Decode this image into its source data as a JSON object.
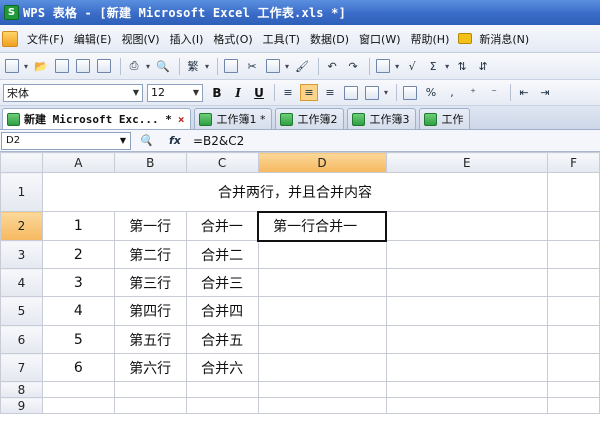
{
  "titlebar": {
    "logo": "S",
    "title": "WPS 表格 - [新建 Microsoft Excel 工作表.xls *]"
  },
  "menu": {
    "items": [
      "文件(F)",
      "编辑(E)",
      "视图(V)",
      "插入(I)",
      "格式(O)",
      "工具(T)",
      "数据(D)",
      "窗口(W)",
      "帮助(H)",
      "新消息(N)"
    ]
  },
  "format_toolbar": {
    "font_name": "宋体",
    "font_size": "12",
    "bold": "B",
    "italic": "I",
    "underline": "U"
  },
  "tabs": [
    {
      "label": "新建 Microsoft Exc... *",
      "close": "×"
    },
    {
      "label": "工作簿1 *"
    },
    {
      "label": "工作簿2"
    },
    {
      "label": "工作簿3"
    },
    {
      "label": "工作"
    }
  ],
  "formula_bar": {
    "cell_ref": "D2",
    "formula": "=B2&C2"
  },
  "sheet": {
    "columns": [
      "A",
      "B",
      "C",
      "D",
      "E",
      "F"
    ],
    "rows": [
      {
        "n": "1",
        "merged": "合并两行，并且合并内容"
      },
      {
        "n": "2",
        "a": "1",
        "b": "第一行",
        "c": "合并一",
        "d": "第一行合并一"
      },
      {
        "n": "3",
        "a": "2",
        "b": "第二行",
        "c": "合并二",
        "d": ""
      },
      {
        "n": "4",
        "a": "3",
        "b": "第三行",
        "c": "合并三",
        "d": ""
      },
      {
        "n": "5",
        "a": "4",
        "b": "第四行",
        "c": "合并四",
        "d": ""
      },
      {
        "n": "6",
        "a": "5",
        "b": "第五行",
        "c": "合并五",
        "d": ""
      },
      {
        "n": "7",
        "a": "6",
        "b": "第六行",
        "c": "合并六",
        "d": ""
      },
      {
        "n": "8"
      },
      {
        "n": "9"
      }
    ],
    "active_cell": "D2"
  },
  "colors": {
    "title_bar": "#3a6cc8",
    "selection_header": "#f6b860",
    "grid_line": "#c7ccd6"
  }
}
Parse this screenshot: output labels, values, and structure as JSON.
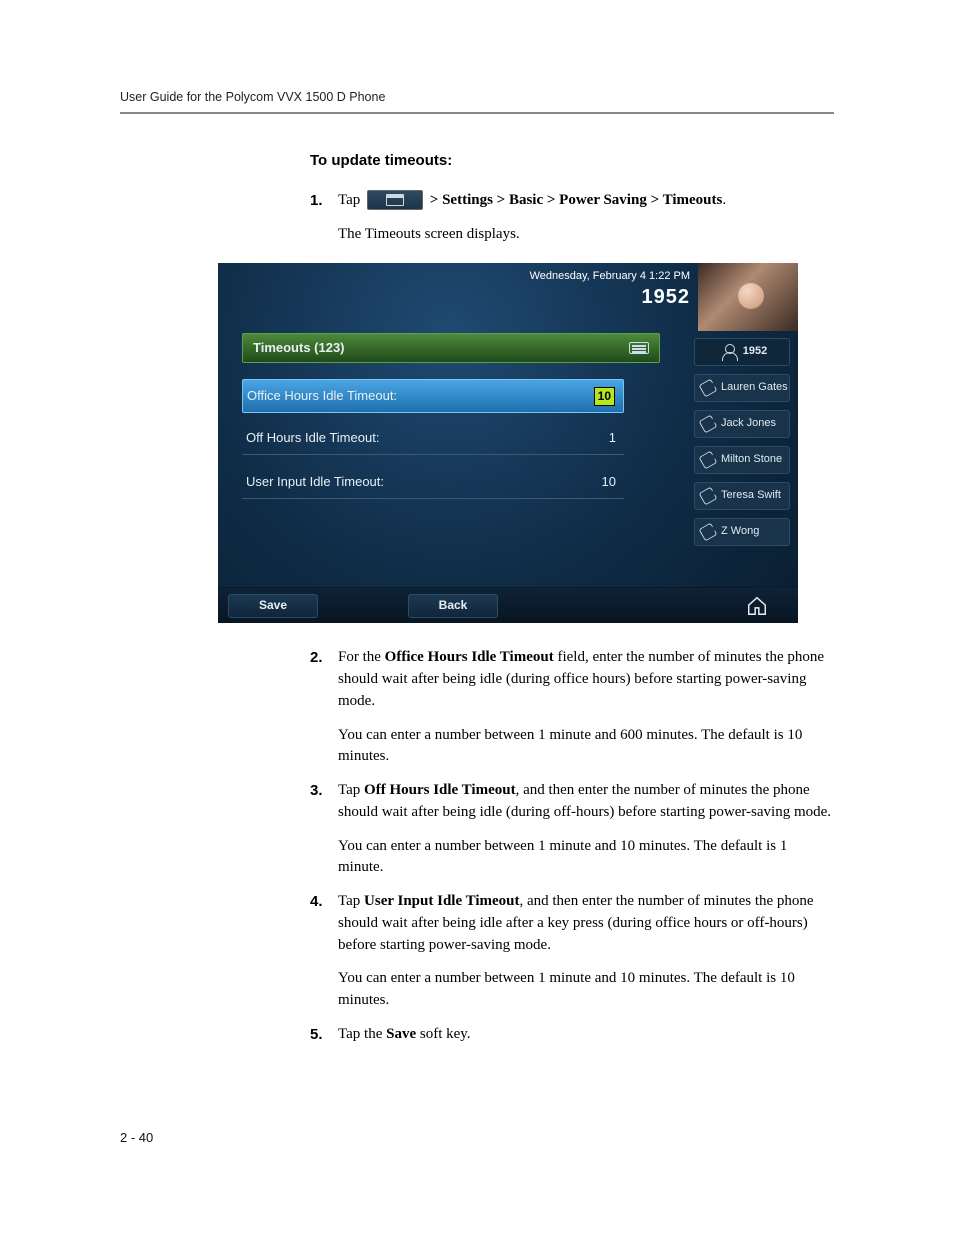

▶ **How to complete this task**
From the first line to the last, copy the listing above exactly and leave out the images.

▶ **Reply**
Decode this image into its source data as a JSON object.
{
  "titlebar": {
    "logo": "S",
    "title": "WPS 表格 - [新建 Microsoft Excel 工作表.xls *]"
  },
  "menu": {
    "items": [
      "文件(F)",
      "编辑(E)",
      "视图(V)",
      "插入(I)",
      "格式(O)",
      "工具(T)",
      "数据(D)",
      "窗口(W)",
      "帮助(H)",
      "新消息(N)"
    ]
  },
  "format_toolbar": {
    "font_name": "宋体",
    "font_size": "12",
    "bold": "B",
    "italic": "I",
    "underline": "U"
  },
  "tabs": [
    {
      "label": "新建 Microsoft Exc... *",
      "close": "×"
    },
    {
      "label": "工作簿1 *"
    },
    {
      "label": "工作簿2"
    },
    {
      "label": "工作簿3"
    },
    {
      "label": "工作"
    }
  ],
  "formula_bar": {
    "cell_ref": "D2",
    "formula": "=B2&C2"
  },
  "sheet": {
    "columns": [
      "A",
      "B",
      "C",
      "D",
      "E",
      "F"
    ],
    "rows": [
      {
        "n": "1",
        "merged": "合并两行，并且合并内容"
      },
      {
        "n": "2",
        "a": "1",
        "b": "第一行",
        "c": "合并一",
        "d": "第一行合并一"
      },
      {
        "n": "3",
        "a": "2",
        "b": "第二行",
        "c": "合并二",
        "d": ""
      },
      {
        "n": "4",
        "a": "3",
        "b": "第三行",
        "c": "合并三",
        "d": ""
      },
      {
        "n": "5",
        "a": "4",
        "b": "第四行",
        "c": "合并四",
        "d": ""
      },
      {
        "n": "6",
        "a": "5",
        "b": "第五行",
        "c": "合并五",
        "d": ""
      },
      {
        "n": "7",
        "a": "6",
        "b": "第六行",
        "c": "合并六",
        "d": ""
      },
      {
        "n": "8"
      },
      {
        "n": "9"
      }
    ],
    "active_cell": "D2"
  },
  "colors": {
    "title_bar": "#3a6cc8",
    "selection_header": "#f6b860",
    "grid_line": "#c7ccd6"
  }
}
Parse this screenshot: output labels, values, and structure as JSON.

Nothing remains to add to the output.